"I guess many would disagree with that," Schumer quipped.

Gallardo called SB 1070 "the worst piece of legislation ever passed in the state of Arizona" and said there is no way to get around racial profiling in enforcement.

"It's not by clothing, it's by the color of their skin," he said. "End of discussion."

Schumer's opening statement today also tried to pitt presidential candidate with the man he might pick to round out the Republican ticket.

"The wisdom of the Arizona law is also currently being debated around the country. For instance, SB 1070 has recently been endorsed as a model for the country by Mitt Romney, the Republican nominee for president," he said. "Others such as Marco Rubio have said they do not believe the Arizona law should be expanded nationwide."

Schumer said that if the Supreme Court upholds SB 1070 and he moves to the "contingency plan" legislation, "I hope my colleagues on both sides of the aisle will join me in this effort in the event it becomes necessary."

Pearce, meanwhile, was headed to the other side of the Capitol to back another piece of legislation.

The author of SB 1070 was to join Rep. Steve King (R-Iowa), vice chairman of the House Subcommittee on Immigration, at a press conference this afternoon to talk about the case. King, who will be at the Supreme Court tomorrow, has introduced the New IDEA Act, which would make wages and benefits paid to illegal immigrants nondeductible for federal tax purposes and make e-Verify permanent.

The Supreme Court's ruling is expected this summer.

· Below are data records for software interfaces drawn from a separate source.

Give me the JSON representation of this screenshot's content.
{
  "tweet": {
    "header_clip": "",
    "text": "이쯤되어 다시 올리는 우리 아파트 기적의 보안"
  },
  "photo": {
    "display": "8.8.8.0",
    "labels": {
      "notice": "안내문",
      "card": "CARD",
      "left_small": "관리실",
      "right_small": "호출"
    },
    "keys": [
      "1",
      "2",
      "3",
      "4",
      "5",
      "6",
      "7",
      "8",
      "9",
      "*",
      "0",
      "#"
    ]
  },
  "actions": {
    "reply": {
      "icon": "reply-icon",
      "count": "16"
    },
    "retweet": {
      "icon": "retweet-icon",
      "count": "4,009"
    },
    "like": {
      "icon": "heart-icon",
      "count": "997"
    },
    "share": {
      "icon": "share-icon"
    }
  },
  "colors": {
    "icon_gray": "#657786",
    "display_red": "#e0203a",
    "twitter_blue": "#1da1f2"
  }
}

Schumer's legislative effort would likely die in the House, but would become a flammable issue on the campaign trail.